[Website and app data records]
▼▼▼
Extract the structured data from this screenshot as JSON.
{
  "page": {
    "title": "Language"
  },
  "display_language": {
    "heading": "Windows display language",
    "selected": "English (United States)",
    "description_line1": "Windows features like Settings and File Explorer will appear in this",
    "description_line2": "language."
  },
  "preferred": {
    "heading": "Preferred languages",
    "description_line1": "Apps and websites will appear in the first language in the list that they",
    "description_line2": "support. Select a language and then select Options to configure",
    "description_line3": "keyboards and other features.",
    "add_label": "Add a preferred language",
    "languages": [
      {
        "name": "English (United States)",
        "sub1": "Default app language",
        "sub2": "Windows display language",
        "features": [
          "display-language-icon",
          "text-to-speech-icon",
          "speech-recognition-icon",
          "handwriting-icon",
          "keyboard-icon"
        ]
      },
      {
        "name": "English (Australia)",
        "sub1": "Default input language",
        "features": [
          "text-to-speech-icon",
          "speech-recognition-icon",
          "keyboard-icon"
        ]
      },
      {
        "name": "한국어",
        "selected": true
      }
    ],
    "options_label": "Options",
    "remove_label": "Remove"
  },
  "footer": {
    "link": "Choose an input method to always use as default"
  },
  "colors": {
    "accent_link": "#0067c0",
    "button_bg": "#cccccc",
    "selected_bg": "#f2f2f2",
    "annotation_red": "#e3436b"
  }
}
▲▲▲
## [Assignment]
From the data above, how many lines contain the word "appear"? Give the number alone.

## [Result for this exercise]
2